UK researchers working to uncover mysteries of the deep sea

The researchers suspect a couple of the samples retrieved from the voyage to may be examples of species not previously known to science

Nina Massey
Monday 29 May 2023 01:15 BST
Various specimen collected during the expedition being preserved at the Natural History Museum in London (Jordan Pettitt/PA)
Various specimen collected during the expedition being preserved at the Natural History Museum in London (Jordan Pettitt/PA) (PA Wire)

UK researchers are working to uncover and document the mysteries of the deep sea.

Scientists from the Natural History Museum (NHM) joined a six-week voyage to understand more about the fragile and rarely studied environments in the remote waters of the South Atlantic.

The team was equipped to sample and map the sea floor, test water quality, measure temperature and plastic particles, and identify the species living in the sea.

The researchers suspect a couple of the samples they retrieved from the water around the islands of St Helena and Ascension may be examples of species not previously known to science, but further analysis is ongoing.

James Maclaine, NHM’s senior curator, fish, who was on the expedition, told the PA news agency: “All of it makes me really excited.

“It’s just amazing to see something that you’ve maybe just known from some old thing in a jar to see one absolutely fresh out of the ocean and sometimes their light organs are still glowing and sometimes they’re even alive in some cases.

“And when they’re fresh you see all kinds of features that you don’t see once they’re preserved.

“But I think my favourite group of deep sea fishes are the angler fish, and it’s brilliant to see them.

“We got lots of juvenile ones and we got a few that were very rare and had hardly ever been seen before as well.”

One of the specimens collected during the expedition was that of a Sloane’s Viperfish.

The animal is believed to have the biggest tooth to head ratio of any animal.

The fish, which does not grow longer than about 10 inches, has sharp fang-like teeth that are about half the size of its head.

In October last year, the RRS Discovery set sail from Southampton on a 9,000-mile expedition to the South Atlantic to survey some of the remotest marine environments on the planet.

The researchers also collected a number of other creatures from a depth of 1,000 metres, with other sampling work carried out between 400-700 metres.

The expedition was part of the UK Government’s Blue Belt Programme, which works closely with UK Overseas Territories to assist them in managing and maintaining healthy and productive marine environments.

Museum scientists Chris Fletcher, research assistant (Marine Invertebrates), and Jon Ablett, Senior Curator in Charge, Mollusca, were also on the expedition.

Other marine life that was collected including specimens of cephalopods, flying fish, and shrimp.

The team aboard the ship worked 24 hours a day throughout most of the sampling periods.

During the day, teams would analyse the seabed, including sampling the sea floor thousands of metres below the surface, and during the night would drop a net into the water and gently trawl to collect the samples.

Explaining some of the aims of the mission, Mr Fletcher said his role was to help identify all the crustaceans found and help curate all the specimens while on board.
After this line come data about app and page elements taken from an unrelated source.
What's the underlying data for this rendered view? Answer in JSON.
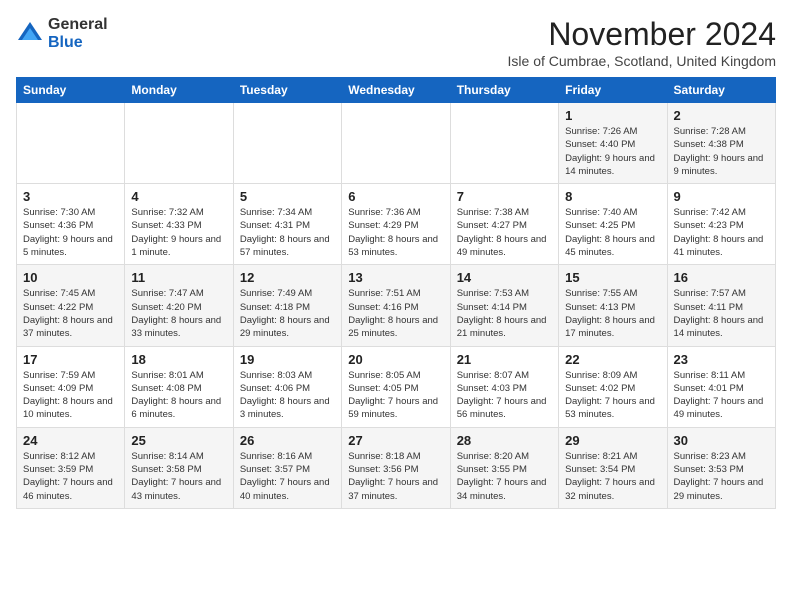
{
  "logo": {
    "general": "General",
    "blue": "Blue"
  },
  "title": "November 2024",
  "subtitle": "Isle of Cumbrae, Scotland, United Kingdom",
  "headers": [
    "Sunday",
    "Monday",
    "Tuesday",
    "Wednesday",
    "Thursday",
    "Friday",
    "Saturday"
  ],
  "weeks": [
    [
      {
        "day": "",
        "info": ""
      },
      {
        "day": "",
        "info": ""
      },
      {
        "day": "",
        "info": ""
      },
      {
        "day": "",
        "info": ""
      },
      {
        "day": "",
        "info": ""
      },
      {
        "day": "1",
        "info": "Sunrise: 7:26 AM\nSunset: 4:40 PM\nDaylight: 9 hours and 14 minutes."
      },
      {
        "day": "2",
        "info": "Sunrise: 7:28 AM\nSunset: 4:38 PM\nDaylight: 9 hours and 9 minutes."
      }
    ],
    [
      {
        "day": "3",
        "info": "Sunrise: 7:30 AM\nSunset: 4:36 PM\nDaylight: 9 hours and 5 minutes."
      },
      {
        "day": "4",
        "info": "Sunrise: 7:32 AM\nSunset: 4:33 PM\nDaylight: 9 hours and 1 minute."
      },
      {
        "day": "5",
        "info": "Sunrise: 7:34 AM\nSunset: 4:31 PM\nDaylight: 8 hours and 57 minutes."
      },
      {
        "day": "6",
        "info": "Sunrise: 7:36 AM\nSunset: 4:29 PM\nDaylight: 8 hours and 53 minutes."
      },
      {
        "day": "7",
        "info": "Sunrise: 7:38 AM\nSunset: 4:27 PM\nDaylight: 8 hours and 49 minutes."
      },
      {
        "day": "8",
        "info": "Sunrise: 7:40 AM\nSunset: 4:25 PM\nDaylight: 8 hours and 45 minutes."
      },
      {
        "day": "9",
        "info": "Sunrise: 7:42 AM\nSunset: 4:23 PM\nDaylight: 8 hours and 41 minutes."
      }
    ],
    [
      {
        "day": "10",
        "info": "Sunrise: 7:45 AM\nSunset: 4:22 PM\nDaylight: 8 hours and 37 minutes."
      },
      {
        "day": "11",
        "info": "Sunrise: 7:47 AM\nSunset: 4:20 PM\nDaylight: 8 hours and 33 minutes."
      },
      {
        "day": "12",
        "info": "Sunrise: 7:49 AM\nSunset: 4:18 PM\nDaylight: 8 hours and 29 minutes."
      },
      {
        "day": "13",
        "info": "Sunrise: 7:51 AM\nSunset: 4:16 PM\nDaylight: 8 hours and 25 minutes."
      },
      {
        "day": "14",
        "info": "Sunrise: 7:53 AM\nSunset: 4:14 PM\nDaylight: 8 hours and 21 minutes."
      },
      {
        "day": "15",
        "info": "Sunrise: 7:55 AM\nSunset: 4:13 PM\nDaylight: 8 hours and 17 minutes."
      },
      {
        "day": "16",
        "info": "Sunrise: 7:57 AM\nSunset: 4:11 PM\nDaylight: 8 hours and 14 minutes."
      }
    ],
    [
      {
        "day": "17",
        "info": "Sunrise: 7:59 AM\nSunset: 4:09 PM\nDaylight: 8 hours and 10 minutes."
      },
      {
        "day": "18",
        "info": "Sunrise: 8:01 AM\nSunset: 4:08 PM\nDaylight: 8 hours and 6 minutes."
      },
      {
        "day": "19",
        "info": "Sunrise: 8:03 AM\nSunset: 4:06 PM\nDaylight: 8 hours and 3 minutes."
      },
      {
        "day": "20",
        "info": "Sunrise: 8:05 AM\nSunset: 4:05 PM\nDaylight: 7 hours and 59 minutes."
      },
      {
        "day": "21",
        "info": "Sunrise: 8:07 AM\nSunset: 4:03 PM\nDaylight: 7 hours and 56 minutes."
      },
      {
        "day": "22",
        "info": "Sunrise: 8:09 AM\nSunset: 4:02 PM\nDaylight: 7 hours and 53 minutes."
      },
      {
        "day": "23",
        "info": "Sunrise: 8:11 AM\nSunset: 4:01 PM\nDaylight: 7 hours and 49 minutes."
      }
    ],
    [
      {
        "day": "24",
        "info": "Sunrise: 8:12 AM\nSunset: 3:59 PM\nDaylight: 7 hours and 46 minutes."
      },
      {
        "day": "25",
        "info": "Sunrise: 8:14 AM\nSunset: 3:58 PM\nDaylight: 7 hours and 43 minutes."
      },
      {
        "day": "26",
        "info": "Sunrise: 8:16 AM\nSunset: 3:57 PM\nDaylight: 7 hours and 40 minutes."
      },
      {
        "day": "27",
        "info": "Sunrise: 8:18 AM\nSunset: 3:56 PM\nDaylight: 7 hours and 37 minutes."
      },
      {
        "day": "28",
        "info": "Sunrise: 8:20 AM\nSunset: 3:55 PM\nDaylight: 7 hours and 34 minutes."
      },
      {
        "day": "29",
        "info": "Sunrise: 8:21 AM\nSunset: 3:54 PM\nDaylight: 7 hours and 32 minutes."
      },
      {
        "day": "30",
        "info": "Sunrise: 8:23 AM\nSunset: 3:53 PM\nDaylight: 7 hours and 29 minutes."
      }
    ]
  ]
}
He also helped take tissue samples while the species were fresh, so they could be used for DNA barcoding and whole-genome sequencing.

Mr Fletcher told  PA: “So whole-genome sequencing it’s where we figure out the entire genetic code of organisms.

“This is really important so we firstly we can find out how these genes relate to different biological functions and physical structures of each organism.

“We can also do big evolutionary studies and population studies, which are very important.”

The information collected from the samples will be available to researchers across the world who will be able to use the database to inform their studies.

The NHM researchers were also able to analyse the kinds of things the fish they collected had been eating, shedding light on the food chain and diets of such creatures.

The voyage was also organised by Cefas, the Centre for Environment, Fisheries and Aquaculture Science, to help understand how to better protect marine ecosystems.

International marine minister Lord Benyon said: “The RRS Discovery’s expedition to the remote islands of Ascension Island and St Helena was a fantastic venture for gathering knowledge – from an increased understanding of lesser-known species, to discovering previously unknown landscapes under the sea and evidence of thriving marine ecosystems.

“The UK’s Blue Belt Programme was set up to help our Overseas Territories protect and enhance ocean health and halt biodiversity loss, and by funding pioneering discoveries such as these, we will help propel the UK forward on its mission to protect at least 30% of the world’s ocean by 2030.”

Thank you for registering

Please refresh the page or navigate to another page on the site to be automatically logged inPlease refresh your browser to be logged in